People everywhere, even the most illiterate subsistence farmers, have a clear idea in their minds of the desirability of different countries. Most desirable is America. Slightly below that is the rest of the Anglosphere – Canada, Australia, New Zealand and the U.K. Some way behind come Japan and the west European countries, where life is tolerably good, though without the free-wheeling liberties of the Anglosphere. And behind that comes … everywhere else: the loser nations, the garbage-dump nations like Egypt, Nigeria, Brazil, Bangladesh, with their corruption and injustice, their gross inequalities and stifling bureaucracies, their crony capitalism and environmental degradation.
Americans simply have not adjusted to this new state of affairs. Most certainly the U.S. Congress has not. Years go by with no significant immigration reform. Did I say "years"? Decades have in fact gone by: the immigration regime of today is in all essentials (there has been some tinkering at the margins) the one established by the 1965 Act. No serious reform seems to be contemplated. If you try to get an immigration conversation going among educated Americans, set a stopwatch as you start. Before two minutes have elapsed, someone will have called you a "racist."
At about the same time that Derb was voicing those thoughts, while I was living in southern California, I met a Polish-born American citizen who had immigrated as an adult a couple of decades earlier. Thus he had an adult's recollections of socialist Poland, under the Soviet thumb.
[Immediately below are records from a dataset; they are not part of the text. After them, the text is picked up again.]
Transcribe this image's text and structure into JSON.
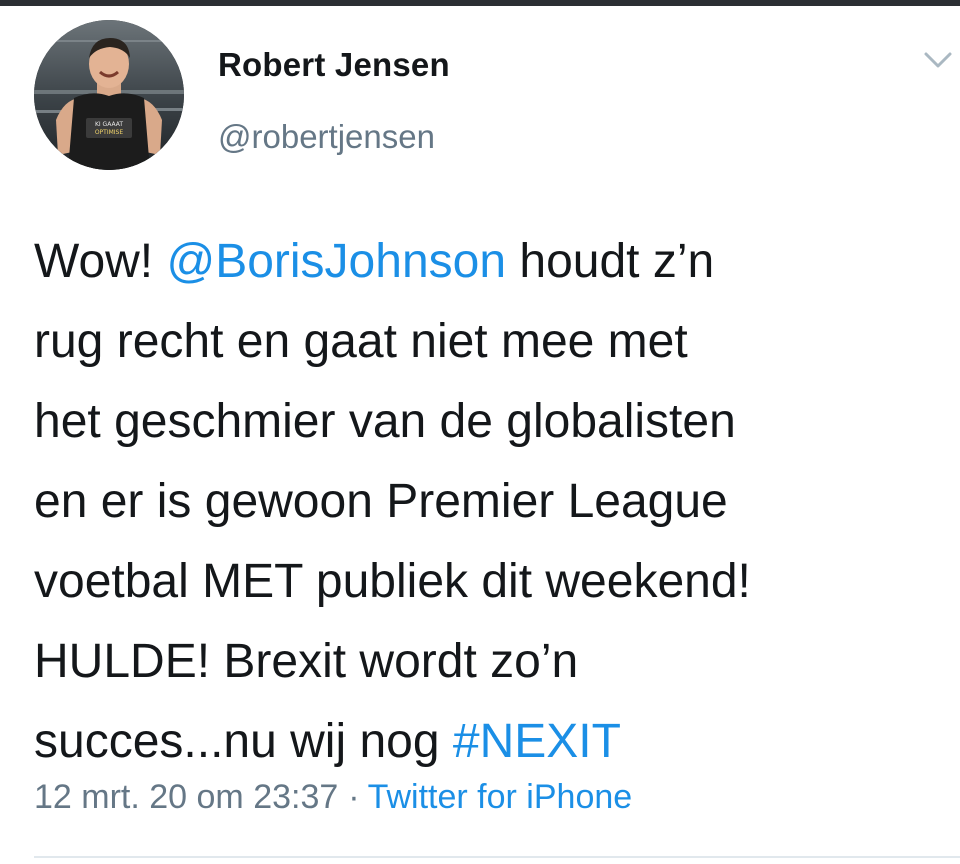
{
  "user": {
    "display_name": "Robert Jensen",
    "handle": "@robertjensen",
    "avatar_icon": "profile-photo",
    "shirt_text_line1": "KI GAAAT",
    "shirt_text_line2": "OPTIMISE"
  },
  "menu": {
    "icon": "chevron-down-icon"
  },
  "tweet": {
    "lines": [
      [
        "Wow! ",
        "@BorisJohnson",
        " houdt z’n"
      ],
      "rug recht en gaat niet mee met",
      "het geschmier van de globalisten",
      "en er is gewoon Premier League",
      "voetbal MET publiek dit weekend!",
      "HULDE! Brexit wordt zo’n",
      [
        "succes...nu wij nog ",
        "#NEXIT"
      ]
    ],
    "line1_prefix": "Wow! ",
    "mention": "@BorisJohnson",
    "line1_suffix": " houdt z’n",
    "line2": "rug recht en gaat niet mee met",
    "line3": "het geschmier van de globalisten",
    "line4": "en er is gewoon Premier League",
    "line5": "voetbal MET publiek dit weekend!",
    "line6": "HULDE! Brexit wordt zo’n",
    "line7_prefix": "succes...nu wij nog ",
    "hashtag": "#NEXIT"
  },
  "meta": {
    "timestamp": "12 mrt. 20 om 23:37",
    "separator": "·",
    "source": "Twitter for iPhone"
  },
  "colors": {
    "link": "#1b8fe6",
    "secondary": "#657786",
    "text": "#14171a",
    "divider": "#e1e8ed"
  }
}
I especially remember his recounting of his reaction when he arrived on these shores and became acclimated: "How can such a great country exist?" Tellingly, he and I had gotten acquainted because of our mutual horror at what was happening to his adopted country — he had a perceptive immigrant's sensitivity to it.
What brought those instances of "immigrant insight" to my mind is a small, striking item in the Fall 2010 edition of the Heritage Foundation's Heritage Member News (apparently not available online). On page 7, there's a quote from one T.W. Weston, identified as an immigrant and retired businessman in Texas:
Americans living in freedom have absolutely no idea that they have it ... they do not understand that they have something of such value ... not until they lose it ... they will lose it by "salami tactics" — slice by slice by slice. [Ellipsis as in the original]
Weston's is an important insight, worthy of repeated dissemination: All too many native-born American citizens are as uncomprehending that they're taking our livable society for granted as, classically, fish are about the existence of water.